The number of licenses issued in Brazil in 2007 is 135 680, of which 33 percent to public water supply and 21 percent to irrigation. The Paraná River basin represents 37 percent of the total awarded in the country, followed by the San Francisco basin with 22 percent. Basins for which the main purpose is public supply, taking into account the flow granted, are East Atlantic, Southeast Atlantic and Parana, while in the South Atlantic, San Francisco, Tocantins-Araguaia and Uruguay basins the main use is irrigation.
Water rates have been established to encourage the rational use of water. For example, between 2006 and 2007, there was a reduction in the use of water consumption of around 20 percent in two basins with water charges: the Paraiba do Sul river basin and the PCJ rivers basin.

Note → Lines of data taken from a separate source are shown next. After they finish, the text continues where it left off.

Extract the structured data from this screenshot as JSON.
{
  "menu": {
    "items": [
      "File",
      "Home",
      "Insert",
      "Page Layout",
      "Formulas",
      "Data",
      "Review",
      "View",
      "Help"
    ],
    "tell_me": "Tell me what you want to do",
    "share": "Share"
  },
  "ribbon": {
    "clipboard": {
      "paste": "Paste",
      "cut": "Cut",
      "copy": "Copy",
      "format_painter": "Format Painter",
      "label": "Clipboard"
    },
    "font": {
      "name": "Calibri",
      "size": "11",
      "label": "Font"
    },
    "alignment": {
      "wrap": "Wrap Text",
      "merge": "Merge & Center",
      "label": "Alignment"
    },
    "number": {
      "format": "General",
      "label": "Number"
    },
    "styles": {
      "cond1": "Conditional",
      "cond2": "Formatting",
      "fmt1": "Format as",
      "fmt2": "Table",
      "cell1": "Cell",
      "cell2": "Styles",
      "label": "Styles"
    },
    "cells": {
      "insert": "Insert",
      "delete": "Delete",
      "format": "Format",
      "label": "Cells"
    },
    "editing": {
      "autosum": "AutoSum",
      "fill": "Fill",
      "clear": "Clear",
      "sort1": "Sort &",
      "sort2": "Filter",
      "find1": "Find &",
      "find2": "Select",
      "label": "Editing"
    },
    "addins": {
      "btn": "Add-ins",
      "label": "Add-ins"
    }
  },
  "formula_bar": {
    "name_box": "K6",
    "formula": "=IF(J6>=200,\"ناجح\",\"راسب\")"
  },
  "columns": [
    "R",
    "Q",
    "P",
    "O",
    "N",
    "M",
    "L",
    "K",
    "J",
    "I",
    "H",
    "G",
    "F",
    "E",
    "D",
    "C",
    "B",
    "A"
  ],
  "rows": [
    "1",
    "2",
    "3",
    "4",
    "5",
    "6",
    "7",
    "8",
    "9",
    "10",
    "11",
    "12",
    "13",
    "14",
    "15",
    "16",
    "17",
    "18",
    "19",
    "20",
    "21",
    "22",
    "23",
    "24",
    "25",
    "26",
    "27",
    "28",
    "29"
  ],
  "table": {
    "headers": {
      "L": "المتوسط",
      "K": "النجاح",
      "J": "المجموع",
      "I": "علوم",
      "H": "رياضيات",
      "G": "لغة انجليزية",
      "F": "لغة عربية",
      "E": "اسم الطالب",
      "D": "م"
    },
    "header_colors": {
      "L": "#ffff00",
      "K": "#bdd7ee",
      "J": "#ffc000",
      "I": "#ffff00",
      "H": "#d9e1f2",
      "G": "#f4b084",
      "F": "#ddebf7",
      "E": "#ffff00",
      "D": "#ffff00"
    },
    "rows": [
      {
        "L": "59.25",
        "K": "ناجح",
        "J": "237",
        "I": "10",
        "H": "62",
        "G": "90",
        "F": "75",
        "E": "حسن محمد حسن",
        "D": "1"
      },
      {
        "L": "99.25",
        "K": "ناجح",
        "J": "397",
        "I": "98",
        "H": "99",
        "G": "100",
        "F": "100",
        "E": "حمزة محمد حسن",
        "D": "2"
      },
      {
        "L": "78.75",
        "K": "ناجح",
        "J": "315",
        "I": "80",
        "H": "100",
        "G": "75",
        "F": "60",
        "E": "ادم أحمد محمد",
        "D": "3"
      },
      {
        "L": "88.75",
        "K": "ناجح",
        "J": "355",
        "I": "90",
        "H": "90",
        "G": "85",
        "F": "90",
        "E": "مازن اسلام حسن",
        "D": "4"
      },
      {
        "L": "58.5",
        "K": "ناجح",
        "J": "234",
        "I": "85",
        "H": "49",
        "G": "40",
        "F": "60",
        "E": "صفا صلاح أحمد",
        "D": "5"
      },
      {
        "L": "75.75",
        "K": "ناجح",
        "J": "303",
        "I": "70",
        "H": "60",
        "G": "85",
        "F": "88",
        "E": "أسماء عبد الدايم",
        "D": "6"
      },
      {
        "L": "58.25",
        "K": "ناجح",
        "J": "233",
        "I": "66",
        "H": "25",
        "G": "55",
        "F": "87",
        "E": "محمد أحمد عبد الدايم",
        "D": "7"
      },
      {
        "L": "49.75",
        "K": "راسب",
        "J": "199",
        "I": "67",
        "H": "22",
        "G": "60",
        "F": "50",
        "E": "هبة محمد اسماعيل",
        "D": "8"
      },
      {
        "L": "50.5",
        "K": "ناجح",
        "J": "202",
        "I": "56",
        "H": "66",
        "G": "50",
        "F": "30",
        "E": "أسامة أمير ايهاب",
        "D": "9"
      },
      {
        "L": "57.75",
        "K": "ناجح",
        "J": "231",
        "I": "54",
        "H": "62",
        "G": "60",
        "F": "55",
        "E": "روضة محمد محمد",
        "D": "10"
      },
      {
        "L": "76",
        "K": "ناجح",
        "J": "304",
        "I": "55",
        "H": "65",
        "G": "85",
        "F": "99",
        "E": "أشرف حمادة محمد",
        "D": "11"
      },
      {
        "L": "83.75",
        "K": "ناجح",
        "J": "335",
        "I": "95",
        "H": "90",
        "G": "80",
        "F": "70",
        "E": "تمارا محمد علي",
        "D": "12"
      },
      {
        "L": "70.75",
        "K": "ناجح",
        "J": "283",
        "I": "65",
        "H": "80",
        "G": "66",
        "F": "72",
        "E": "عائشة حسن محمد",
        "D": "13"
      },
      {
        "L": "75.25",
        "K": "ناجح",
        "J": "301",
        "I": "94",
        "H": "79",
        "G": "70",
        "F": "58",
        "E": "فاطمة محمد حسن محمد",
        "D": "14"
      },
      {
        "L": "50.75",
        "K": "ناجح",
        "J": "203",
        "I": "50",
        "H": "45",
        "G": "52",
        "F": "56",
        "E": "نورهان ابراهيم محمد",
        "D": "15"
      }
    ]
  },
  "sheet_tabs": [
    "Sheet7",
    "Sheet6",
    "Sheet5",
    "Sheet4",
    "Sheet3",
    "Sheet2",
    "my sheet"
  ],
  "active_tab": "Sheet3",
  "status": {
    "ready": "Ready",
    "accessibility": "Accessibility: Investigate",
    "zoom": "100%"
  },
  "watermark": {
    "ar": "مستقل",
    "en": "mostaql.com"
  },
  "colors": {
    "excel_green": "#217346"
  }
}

Policies and legislation
The Water Act, established in 1934, is the background for Brazilian legislation on water. Considered by legal experts to be advanced, especially considering the period in which it was enacted, it needs updating to be adapted to the Federal Constitution of 1988. In 1979 an Irrigation Law was promulgated that set government policies for irrigation development. The 1988 Constitution defines federally-controlled public waters as bodies of water or rivers which flow through, or border on, several states or a foreign country, and as state-controlled public waters those bodies of water or rivers which rise and end within the territory of a single state.
São Paulo was the first state in 1991 to establish a specific policy for water resources under its control, which established a guide to the State Policy on Water Resources and the Integrated Water Resources Management. The states of Ceará (1992), Santa Catarina (1994), Rio Grande do Africa (1994), Bahia (1995), Rio Grande do Norte (1996) and Paraíba (1996) followed, establishing also policies on water resources (ANA, 2009).
The Federal Water Law of 1997 establishes the National Water Resources Policy, and creates the National Water Resources Management System (SINGREH). It states that: water is a public good and a limited natural resource with an economic value; in situations of scarcity the priority use for water is for human and animal consumption; the river basin is the territorial unit for water management; and management of water resources should be decentralized and participatory. The National Water Resources Council (CNRH) is the highest body with the mandate to promote the coordination of water resources planning. It is the strict competence of the Federal Government to legislate on water.
The National Policy on Irrigation and Drainage (Projeto Novo Modelo de Irrigaçao) was launched in 1998.